═══ RECORDS SHOWN
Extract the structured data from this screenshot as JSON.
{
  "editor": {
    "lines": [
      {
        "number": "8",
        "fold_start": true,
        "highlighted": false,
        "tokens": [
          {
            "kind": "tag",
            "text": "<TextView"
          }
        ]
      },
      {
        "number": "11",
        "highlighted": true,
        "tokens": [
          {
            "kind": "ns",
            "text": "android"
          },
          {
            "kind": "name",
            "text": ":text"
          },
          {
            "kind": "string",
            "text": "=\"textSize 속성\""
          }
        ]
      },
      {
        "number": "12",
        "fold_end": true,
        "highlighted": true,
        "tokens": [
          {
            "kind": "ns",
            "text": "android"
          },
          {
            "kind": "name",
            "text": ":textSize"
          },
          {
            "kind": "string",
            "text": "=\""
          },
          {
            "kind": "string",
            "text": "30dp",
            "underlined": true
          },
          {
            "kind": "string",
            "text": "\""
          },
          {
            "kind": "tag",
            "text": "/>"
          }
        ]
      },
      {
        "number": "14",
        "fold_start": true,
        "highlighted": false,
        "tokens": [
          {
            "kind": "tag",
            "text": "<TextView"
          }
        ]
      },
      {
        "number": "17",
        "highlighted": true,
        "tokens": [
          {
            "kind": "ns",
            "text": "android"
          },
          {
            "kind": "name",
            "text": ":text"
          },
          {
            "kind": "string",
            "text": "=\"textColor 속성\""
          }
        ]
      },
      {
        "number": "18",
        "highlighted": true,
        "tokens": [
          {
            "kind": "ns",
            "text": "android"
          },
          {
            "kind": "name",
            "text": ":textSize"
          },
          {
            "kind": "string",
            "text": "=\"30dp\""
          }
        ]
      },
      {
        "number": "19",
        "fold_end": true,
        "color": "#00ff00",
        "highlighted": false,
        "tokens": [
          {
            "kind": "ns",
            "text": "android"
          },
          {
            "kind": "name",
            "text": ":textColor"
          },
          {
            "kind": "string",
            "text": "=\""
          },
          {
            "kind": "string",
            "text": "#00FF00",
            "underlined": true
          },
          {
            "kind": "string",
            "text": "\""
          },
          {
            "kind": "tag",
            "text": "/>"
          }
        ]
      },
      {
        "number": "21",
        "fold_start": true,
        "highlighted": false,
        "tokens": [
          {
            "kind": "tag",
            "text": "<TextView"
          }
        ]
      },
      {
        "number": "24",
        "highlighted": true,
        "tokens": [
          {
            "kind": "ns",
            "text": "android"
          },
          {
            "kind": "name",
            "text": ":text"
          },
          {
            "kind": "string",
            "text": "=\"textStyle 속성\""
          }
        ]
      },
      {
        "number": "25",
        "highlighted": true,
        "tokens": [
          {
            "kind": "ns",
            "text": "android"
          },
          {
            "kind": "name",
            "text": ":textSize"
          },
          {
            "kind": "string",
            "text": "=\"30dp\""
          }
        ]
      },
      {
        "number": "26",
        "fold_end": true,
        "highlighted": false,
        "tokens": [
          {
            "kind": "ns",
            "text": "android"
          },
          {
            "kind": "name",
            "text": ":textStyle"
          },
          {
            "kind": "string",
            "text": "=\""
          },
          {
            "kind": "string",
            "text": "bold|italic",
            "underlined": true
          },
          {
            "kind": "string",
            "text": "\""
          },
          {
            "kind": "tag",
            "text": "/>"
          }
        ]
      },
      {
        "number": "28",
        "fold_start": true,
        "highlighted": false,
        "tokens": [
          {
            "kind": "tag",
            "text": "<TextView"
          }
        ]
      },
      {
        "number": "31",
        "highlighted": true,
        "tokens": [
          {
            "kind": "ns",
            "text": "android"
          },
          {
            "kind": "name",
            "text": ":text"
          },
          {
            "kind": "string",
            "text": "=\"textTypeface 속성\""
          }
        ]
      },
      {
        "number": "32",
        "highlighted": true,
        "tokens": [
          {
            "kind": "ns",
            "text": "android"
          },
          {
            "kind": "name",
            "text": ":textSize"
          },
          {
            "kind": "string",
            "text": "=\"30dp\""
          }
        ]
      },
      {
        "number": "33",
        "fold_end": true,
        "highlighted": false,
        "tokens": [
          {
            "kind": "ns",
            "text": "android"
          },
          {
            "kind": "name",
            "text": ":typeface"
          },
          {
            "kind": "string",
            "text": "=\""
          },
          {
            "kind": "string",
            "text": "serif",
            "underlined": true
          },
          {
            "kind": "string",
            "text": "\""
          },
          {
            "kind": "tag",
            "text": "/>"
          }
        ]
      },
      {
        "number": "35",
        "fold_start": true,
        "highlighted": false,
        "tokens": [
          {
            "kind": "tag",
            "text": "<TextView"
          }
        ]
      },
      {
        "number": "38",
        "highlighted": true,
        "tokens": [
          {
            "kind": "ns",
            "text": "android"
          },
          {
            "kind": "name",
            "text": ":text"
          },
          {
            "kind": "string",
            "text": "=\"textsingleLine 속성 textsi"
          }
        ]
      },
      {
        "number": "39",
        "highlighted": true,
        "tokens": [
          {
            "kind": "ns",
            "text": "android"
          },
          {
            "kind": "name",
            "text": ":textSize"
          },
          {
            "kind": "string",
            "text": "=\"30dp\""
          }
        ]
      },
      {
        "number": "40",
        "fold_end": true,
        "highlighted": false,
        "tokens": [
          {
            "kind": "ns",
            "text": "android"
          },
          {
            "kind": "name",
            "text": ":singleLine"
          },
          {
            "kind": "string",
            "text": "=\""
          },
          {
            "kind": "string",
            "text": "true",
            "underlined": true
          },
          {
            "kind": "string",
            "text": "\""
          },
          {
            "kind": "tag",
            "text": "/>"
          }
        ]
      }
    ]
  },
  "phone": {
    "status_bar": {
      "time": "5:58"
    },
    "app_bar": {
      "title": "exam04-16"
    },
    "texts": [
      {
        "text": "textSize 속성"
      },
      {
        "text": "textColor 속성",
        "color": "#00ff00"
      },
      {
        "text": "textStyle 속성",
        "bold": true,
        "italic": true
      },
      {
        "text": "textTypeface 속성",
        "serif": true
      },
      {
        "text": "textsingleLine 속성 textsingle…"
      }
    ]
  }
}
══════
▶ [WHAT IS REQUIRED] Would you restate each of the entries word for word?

▶ [WRITTEN RESPONSE]
Extract the structured data from this screenshot as JSON.
{
  "editor": {
    "lines": [
      {
        "number": "8",
        "fold_start": true,
        "highlighted": false,
        "tokens": [
          {
            "kind": "tag",
            "text": "<TextView"
          }
        ]
      },
      {
        "number": "11",
        "highlighted": true,
        "tokens": [
          {
            "kind": "ns",
            "text": "android"
          },
          {
            "kind": "name",
            "text": ":text"
          },
          {
            "kind": "string",
            "text": "=\"textSize 속성\""
          }
        ]
      },
      {
        "number": "12",
        "fold_end": true,
        "highlighted": true,
        "tokens": [
          {
            "kind": "ns",
            "text": "android"
          },
          {
            "kind": "name",
            "text": ":textSize"
          },
          {
            "kind": "string",
            "text": "=\""
          },
          {
            "kind": "string",
            "text": "30dp",
            "underlined": true
          },
          {
            "kind": "string",
            "text": "\""
          },
          {
            "kind": "tag",
            "text": "/>"
          }
        ]
      },
      {
        "number": "14",
        "fold_start": true,
        "highlighted": false,
        "tokens": [
          {
            "kind": "tag",
            "text": "<TextView"
          }
        ]
      },
      {
        "number": "17",
        "highlighted": true,
        "tokens": [
          {
            "kind": "ns",
            "text": "android"
          },
          {
            "kind": "name",
            "text": ":text"
          },
          {
            "kind": "string",
            "text": "=\"textColor 속성\""
          }
        ]
      },
      {
        "number": "18",
        "highlighted": true,
        "tokens": [
          {
            "kind": "ns",
            "text": "android"
          },
          {
            "kind": "name",
            "text": ":textSize"
          },
          {
            "kind": "string",
            "text": "=\"30dp\""
          }
        ]
      },
      {
        "number": "19",
        "fold_end": true,
        "color": "#00ff00",
        "highlighted": false,
        "tokens": [
          {
            "kind": "ns",
            "text": "android"
          },
          {
            "kind": "name",
            "text": ":textColor"
          },
          {
            "kind": "string",
            "text": "=\""
          },
          {
            "kind": "string",
            "text": "#00FF00",
            "underlined": true
          },
          {
            "kind": "string",
            "text": "\""
          },
          {
            "kind": "tag",
            "text": "/>"
          }
        ]
      },
      {
        "number": "21",
        "fold_start": true,
        "highlighted": false,
        "tokens": [
          {
            "kind": "tag",
            "text": "<TextView"
          }
        ]
      },
      {
        "number": "24",
        "highlighted": true,
        "tokens": [
          {
            "kind": "ns",
            "text": "android"
          },
          {
            "kind": "name",
            "text": ":text"
          },
          {
            "kind": "string",
            "text": "=\"textStyle 속성\""
          }
        ]
      },
      {
        "number": "25",
        "highlighted": true,
        "tokens": [
          {
            "kind": "ns",
            "text": "android"
          },
          {
            "kind": "name",
            "text": ":textSize"
          },
          {
            "kind": "string",
            "text": "=\"30dp\""
          }
        ]
      },
      {
        "number": "26",
        "fold_end": true,
        "highlighted": false,
        "tokens": [
          {
            "kind": "ns",
            "text": "android"
          },
          {
            "kind": "name",
            "text": ":textStyle"
          },
          {
            "kind": "string",
            "text": "=\""
          },
          {
            "kind": "string",
            "text": "bold|italic",
            "underlined": true
          },
          {
            "kind": "string",
            "text": "\""
          },
          {
            "kind": "tag",
            "text": "/>"
          }
        ]
      },
      {
        "number": "28",
        "fold_start": true,
        "highlighted": false,
        "tokens": [
          {
            "kind": "tag",
            "text": "<TextView"
          }
        ]
      },
      {
        "number": "31",
        "highlighted": true,
        "tokens": [
          {
            "kind": "ns",
            "text": "android"
          },
          {
            "kind": "name",
            "text": ":text"
          },
          {
            "kind": "string",
            "text": "=\"textTypeface 속성\""
          }
        ]
      },
      {
        "number": "32",
        "highlighted": true,
        "tokens": [
          {
            "kind": "ns",
            "text": "android"
          },
          {
            "kind": "name",
            "text": ":textSize"
          },
          {
            "kind": "string",
            "text": "=\"30dp\""
          }
        ]
      },
      {
        "number": "33",
        "fold_end": true,
        "highlighted": false,
        "tokens": [
          {
            "kind": "ns",
            "text": "android"
          },
          {
            "kind": "name",
            "text": ":typeface"
          },
          {
            "kind": "string",
            "text": "=\""
          },
          {
            "kind": "string",
            "text": "serif",
            "underlined": true
          },
          {
            "kind": "string",
            "text": "\""
          },
          {
            "kind": "tag",
            "text": "/>"
          }
        ]
      },
      {
        "number": "35",
        "fold_start": true,
        "highlighted": false,
        "tokens": [
          {
            "kind": "tag",
            "text": "<TextView"
          }
        ]
      },
      {
        "number": "38",
        "highlighted": true,
        "tokens": [
          {
            "kind": "ns",
            "text": "android"
          },
          {
            "kind": "name",
            "text": ":text"
          },
          {
            "kind": "string",
            "text": "=\"textsingleLine 속성 textsi"
          }
        ]
      },
      {
        "number": "39",
        "highlighted": true,
        "tokens": [
          {
            "kind": "ns",
            "text": "android"
          },
          {
            "kind": "name",
            "text": ":textSize"
          },
          {
            "kind": "string",
            "text": "=\"30dp\""
          }
        ]
      },
      {
        "number": "40",
        "fold_end": true,
        "highlighted": false,
        "tokens": [
          {
            "kind": "ns",
            "text": "android"
          },
          {
            "kind": "name",
            "text": ":singleLine"
          },
          {
            "kind": "string",
            "text": "=\""
          },
          {
            "kind": "string",
            "text": "true",
            "underlined": true
          },
          {
            "kind": "string",
            "text": "\""
          },
          {
            "kind": "tag",
            "text": "/>"
          }
        ]
      }
    ]
  },
  "phone": {
    "status_bar": {
      "time": "5:58"
    },
    "app_bar": {
      "title": "exam04-16"
    },
    "texts": [
      {
        "text": "textSize 속성"
      },
      {
        "text": "textColor 속성",
        "color": "#00ff00"
      },
      {
        "text": "textStyle 속성",
        "bold": true,
        "italic": true
      },
      {
        "text": "textTypeface 속성",
        "serif": true
      },
      {
        "text": "textsingleLine 속성 textsingle…"
      }
    ]
  }
}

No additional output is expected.